An Irish baker refused to decorate a cake with a Same Sex Marriage slogan because of his religious principles. There were other bakers in town but the couple concerned exercised their right to take him to court. The Court found him guilty, although this smacks to me of religious persecution.

Before it’s too late can we all set out to astonish men and women with our own sound Common Sense and Plain Dealing?

No Worries. Dim problem

I needn’t have worried about making personal remarks at my Welsh Class last Thursday. In fact, we weren’t doing comparisons as I had feared. Instead we were revising Yeses and Noes. In any case, half and hour into the class I realised the question of what I could and could not say as personal comment wouldn’t arise with this particular group. We are there to learn Welsh and have fun. Age differences matter not a scrap when you’re agonizing about what sort of ‘yes’ you need for any particular question. Whether 20 or 30 or 70 or 80—it couldn’t matter less when you’re all struggling with the same mistakes over and over and over again.

If you’re used to replying simply ‘yes’ or ‘no’, or possibly ‘oui’ or ‘non’ or ‘ja’ or ‘nein’ the sheer range of possibilities in Welsh can come as a nasty shock. You don’t believe me? Read on.

If the subject of the question comes first it’s easy. Ia or naci. And there are some past tenses where you can answer merely do or naddo. I think with a question beginning ‘would you like. . .’ you can just answer oes, but I may be muddled about that. With every other question you have to answer with I do, I will, I would, or he will, they won’t, etc., as required. I think I counted twelve different yeses that I had to sort out on Thursday evening and I’m sure there are more.

When you’re frantically trying to pick out the right answer from all those possibilities you certainly don’t have the time to feel demeaned about anything, least of all a comment about a photo. On the other hand, if you’re worried about being demeaned you probably shouldn’t join a Welsh class in the first place.

By the way, you can say ‘thanks’ in Welsh—diolch. But guess what, you can’t say ‘please’! You can cheat and say plis, but to be correct you have to say—wait for it—os gwelwch chi’n dda. Which literally means ‘if you see good’.

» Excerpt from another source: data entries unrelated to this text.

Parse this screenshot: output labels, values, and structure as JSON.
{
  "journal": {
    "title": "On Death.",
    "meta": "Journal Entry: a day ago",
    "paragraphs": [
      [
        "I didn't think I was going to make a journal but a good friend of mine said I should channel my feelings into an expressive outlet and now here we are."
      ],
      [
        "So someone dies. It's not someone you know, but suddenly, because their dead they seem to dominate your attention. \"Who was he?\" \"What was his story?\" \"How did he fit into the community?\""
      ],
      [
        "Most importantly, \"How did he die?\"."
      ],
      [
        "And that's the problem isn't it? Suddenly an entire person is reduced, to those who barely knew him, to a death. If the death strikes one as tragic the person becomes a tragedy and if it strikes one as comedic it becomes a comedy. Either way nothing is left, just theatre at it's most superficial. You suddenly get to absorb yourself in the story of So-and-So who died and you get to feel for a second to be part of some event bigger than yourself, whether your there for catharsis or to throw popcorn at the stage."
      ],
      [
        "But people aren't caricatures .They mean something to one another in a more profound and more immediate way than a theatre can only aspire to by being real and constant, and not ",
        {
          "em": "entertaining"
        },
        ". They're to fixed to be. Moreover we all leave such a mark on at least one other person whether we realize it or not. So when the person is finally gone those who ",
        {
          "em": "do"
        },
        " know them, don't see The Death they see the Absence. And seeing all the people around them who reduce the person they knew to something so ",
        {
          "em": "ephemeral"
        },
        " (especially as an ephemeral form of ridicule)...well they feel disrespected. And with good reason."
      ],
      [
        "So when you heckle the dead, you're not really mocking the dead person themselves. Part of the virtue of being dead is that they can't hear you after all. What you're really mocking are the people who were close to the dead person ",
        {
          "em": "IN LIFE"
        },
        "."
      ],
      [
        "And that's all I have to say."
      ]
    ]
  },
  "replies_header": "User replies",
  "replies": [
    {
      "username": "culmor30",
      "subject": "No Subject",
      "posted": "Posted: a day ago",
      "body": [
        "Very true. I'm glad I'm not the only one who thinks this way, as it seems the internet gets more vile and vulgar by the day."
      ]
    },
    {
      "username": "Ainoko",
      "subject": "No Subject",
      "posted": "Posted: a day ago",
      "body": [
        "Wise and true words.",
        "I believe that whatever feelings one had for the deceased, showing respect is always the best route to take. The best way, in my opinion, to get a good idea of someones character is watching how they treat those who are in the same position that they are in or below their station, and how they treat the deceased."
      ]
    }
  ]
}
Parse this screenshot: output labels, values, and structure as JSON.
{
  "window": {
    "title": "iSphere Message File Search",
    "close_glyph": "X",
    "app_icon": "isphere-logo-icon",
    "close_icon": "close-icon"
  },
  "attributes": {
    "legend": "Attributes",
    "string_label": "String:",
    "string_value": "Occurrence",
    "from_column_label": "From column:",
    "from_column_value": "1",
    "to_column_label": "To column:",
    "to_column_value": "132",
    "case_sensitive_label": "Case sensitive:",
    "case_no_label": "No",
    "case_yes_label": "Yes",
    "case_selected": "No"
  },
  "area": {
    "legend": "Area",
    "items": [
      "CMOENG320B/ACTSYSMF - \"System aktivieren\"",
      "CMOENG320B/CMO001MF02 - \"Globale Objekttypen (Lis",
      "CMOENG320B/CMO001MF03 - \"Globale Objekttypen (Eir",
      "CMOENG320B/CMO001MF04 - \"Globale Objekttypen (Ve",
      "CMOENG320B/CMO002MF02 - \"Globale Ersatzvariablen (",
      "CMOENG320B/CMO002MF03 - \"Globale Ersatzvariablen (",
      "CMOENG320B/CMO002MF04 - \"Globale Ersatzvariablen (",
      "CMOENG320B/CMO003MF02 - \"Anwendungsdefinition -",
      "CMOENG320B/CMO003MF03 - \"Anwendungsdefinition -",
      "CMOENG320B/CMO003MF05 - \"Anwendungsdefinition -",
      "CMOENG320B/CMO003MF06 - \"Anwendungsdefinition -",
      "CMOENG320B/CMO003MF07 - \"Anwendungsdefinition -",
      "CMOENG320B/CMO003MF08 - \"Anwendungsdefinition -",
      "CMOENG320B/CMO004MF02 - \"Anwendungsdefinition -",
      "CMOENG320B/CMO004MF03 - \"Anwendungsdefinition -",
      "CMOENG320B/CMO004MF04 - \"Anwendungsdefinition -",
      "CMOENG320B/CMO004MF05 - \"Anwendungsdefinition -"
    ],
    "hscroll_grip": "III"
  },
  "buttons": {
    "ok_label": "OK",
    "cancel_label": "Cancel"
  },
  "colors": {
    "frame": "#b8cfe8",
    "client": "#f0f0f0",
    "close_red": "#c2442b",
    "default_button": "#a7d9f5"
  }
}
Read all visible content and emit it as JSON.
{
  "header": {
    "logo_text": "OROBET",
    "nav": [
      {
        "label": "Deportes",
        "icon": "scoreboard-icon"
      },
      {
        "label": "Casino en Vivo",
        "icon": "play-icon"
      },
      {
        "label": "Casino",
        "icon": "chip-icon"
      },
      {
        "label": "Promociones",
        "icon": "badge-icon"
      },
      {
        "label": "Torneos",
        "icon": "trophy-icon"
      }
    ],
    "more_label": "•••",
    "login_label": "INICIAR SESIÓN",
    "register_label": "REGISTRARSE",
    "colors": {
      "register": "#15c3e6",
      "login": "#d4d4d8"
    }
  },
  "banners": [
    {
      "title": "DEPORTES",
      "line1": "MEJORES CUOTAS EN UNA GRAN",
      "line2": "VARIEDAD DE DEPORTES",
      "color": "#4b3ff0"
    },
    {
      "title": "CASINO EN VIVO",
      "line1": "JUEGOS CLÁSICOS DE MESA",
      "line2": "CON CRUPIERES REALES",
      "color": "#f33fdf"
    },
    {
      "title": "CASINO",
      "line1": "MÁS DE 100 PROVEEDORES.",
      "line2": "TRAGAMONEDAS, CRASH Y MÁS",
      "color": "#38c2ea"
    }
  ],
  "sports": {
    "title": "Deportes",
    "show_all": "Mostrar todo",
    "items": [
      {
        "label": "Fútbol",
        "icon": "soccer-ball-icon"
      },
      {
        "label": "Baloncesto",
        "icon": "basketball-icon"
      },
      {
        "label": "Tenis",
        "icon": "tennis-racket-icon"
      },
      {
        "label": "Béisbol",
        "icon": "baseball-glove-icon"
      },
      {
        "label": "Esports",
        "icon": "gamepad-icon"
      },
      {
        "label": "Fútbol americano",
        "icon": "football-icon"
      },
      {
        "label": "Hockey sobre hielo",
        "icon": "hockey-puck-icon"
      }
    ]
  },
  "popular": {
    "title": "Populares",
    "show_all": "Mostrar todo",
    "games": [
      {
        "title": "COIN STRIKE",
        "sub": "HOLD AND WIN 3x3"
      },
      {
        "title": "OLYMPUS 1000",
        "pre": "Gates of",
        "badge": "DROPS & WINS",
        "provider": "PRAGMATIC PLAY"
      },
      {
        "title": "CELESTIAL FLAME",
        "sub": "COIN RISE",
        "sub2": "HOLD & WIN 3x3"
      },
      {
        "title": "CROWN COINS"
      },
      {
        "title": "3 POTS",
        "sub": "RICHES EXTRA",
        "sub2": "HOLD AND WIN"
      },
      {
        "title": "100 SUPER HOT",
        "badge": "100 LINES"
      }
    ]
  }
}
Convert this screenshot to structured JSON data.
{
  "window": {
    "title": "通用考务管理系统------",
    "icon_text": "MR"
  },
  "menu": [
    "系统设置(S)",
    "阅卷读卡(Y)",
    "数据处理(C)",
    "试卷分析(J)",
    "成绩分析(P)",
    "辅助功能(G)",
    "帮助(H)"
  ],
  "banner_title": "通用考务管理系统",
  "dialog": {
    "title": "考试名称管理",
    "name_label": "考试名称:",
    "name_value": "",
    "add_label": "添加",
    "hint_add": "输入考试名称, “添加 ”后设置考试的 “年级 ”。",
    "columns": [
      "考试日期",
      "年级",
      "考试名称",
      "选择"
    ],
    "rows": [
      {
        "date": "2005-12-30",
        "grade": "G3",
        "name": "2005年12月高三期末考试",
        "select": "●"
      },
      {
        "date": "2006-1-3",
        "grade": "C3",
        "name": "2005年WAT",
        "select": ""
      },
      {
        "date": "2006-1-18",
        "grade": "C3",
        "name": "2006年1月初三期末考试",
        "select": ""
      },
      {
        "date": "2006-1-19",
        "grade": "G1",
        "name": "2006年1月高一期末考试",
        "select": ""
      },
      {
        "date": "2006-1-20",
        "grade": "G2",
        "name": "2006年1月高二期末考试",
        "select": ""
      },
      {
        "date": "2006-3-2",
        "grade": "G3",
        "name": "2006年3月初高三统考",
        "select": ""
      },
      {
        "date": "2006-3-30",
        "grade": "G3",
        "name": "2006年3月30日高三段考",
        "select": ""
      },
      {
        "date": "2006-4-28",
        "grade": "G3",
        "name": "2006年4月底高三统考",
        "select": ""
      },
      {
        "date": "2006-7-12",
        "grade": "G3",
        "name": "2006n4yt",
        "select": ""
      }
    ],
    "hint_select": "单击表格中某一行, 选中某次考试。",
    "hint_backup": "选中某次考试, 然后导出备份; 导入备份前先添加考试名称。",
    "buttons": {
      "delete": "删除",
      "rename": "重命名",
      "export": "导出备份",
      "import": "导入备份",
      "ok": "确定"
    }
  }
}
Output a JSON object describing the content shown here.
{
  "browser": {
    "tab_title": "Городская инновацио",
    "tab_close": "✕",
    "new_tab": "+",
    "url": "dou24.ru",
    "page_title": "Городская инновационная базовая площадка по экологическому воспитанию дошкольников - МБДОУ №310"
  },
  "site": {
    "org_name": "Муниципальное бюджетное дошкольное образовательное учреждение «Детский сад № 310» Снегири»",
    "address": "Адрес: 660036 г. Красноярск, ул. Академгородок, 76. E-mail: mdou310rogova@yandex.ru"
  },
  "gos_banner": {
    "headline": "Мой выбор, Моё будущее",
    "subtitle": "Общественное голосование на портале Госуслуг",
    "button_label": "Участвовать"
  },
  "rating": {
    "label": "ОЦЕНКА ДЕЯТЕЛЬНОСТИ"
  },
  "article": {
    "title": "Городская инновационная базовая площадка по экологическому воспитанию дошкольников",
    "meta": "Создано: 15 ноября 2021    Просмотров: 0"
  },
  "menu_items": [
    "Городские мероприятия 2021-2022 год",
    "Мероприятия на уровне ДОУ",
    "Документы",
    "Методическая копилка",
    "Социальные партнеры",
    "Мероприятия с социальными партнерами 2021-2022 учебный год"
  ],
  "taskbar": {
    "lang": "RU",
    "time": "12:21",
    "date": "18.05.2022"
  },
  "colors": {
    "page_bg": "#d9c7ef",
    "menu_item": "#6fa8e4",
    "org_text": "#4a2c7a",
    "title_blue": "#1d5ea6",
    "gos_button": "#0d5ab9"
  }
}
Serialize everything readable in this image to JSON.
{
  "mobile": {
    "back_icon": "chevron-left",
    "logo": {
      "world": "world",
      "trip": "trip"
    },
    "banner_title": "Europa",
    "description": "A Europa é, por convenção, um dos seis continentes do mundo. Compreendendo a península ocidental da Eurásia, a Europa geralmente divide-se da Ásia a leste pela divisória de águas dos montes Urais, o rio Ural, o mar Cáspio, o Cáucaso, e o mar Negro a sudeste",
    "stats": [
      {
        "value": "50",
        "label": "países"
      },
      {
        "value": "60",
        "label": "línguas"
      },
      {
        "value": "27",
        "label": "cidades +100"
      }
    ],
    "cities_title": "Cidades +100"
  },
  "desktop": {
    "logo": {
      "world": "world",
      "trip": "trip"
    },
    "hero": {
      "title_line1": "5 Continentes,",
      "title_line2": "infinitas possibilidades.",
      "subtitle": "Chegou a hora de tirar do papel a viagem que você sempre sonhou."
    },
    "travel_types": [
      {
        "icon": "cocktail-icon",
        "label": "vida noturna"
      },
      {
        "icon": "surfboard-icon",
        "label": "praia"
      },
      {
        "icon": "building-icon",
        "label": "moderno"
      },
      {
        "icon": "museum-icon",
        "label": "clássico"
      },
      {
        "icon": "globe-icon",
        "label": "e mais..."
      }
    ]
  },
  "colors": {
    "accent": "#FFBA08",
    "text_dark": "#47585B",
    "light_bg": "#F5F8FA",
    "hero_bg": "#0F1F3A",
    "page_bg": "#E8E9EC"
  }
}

As well as speaking this flowing, musical language the Welsh also sing and play rugby rather well.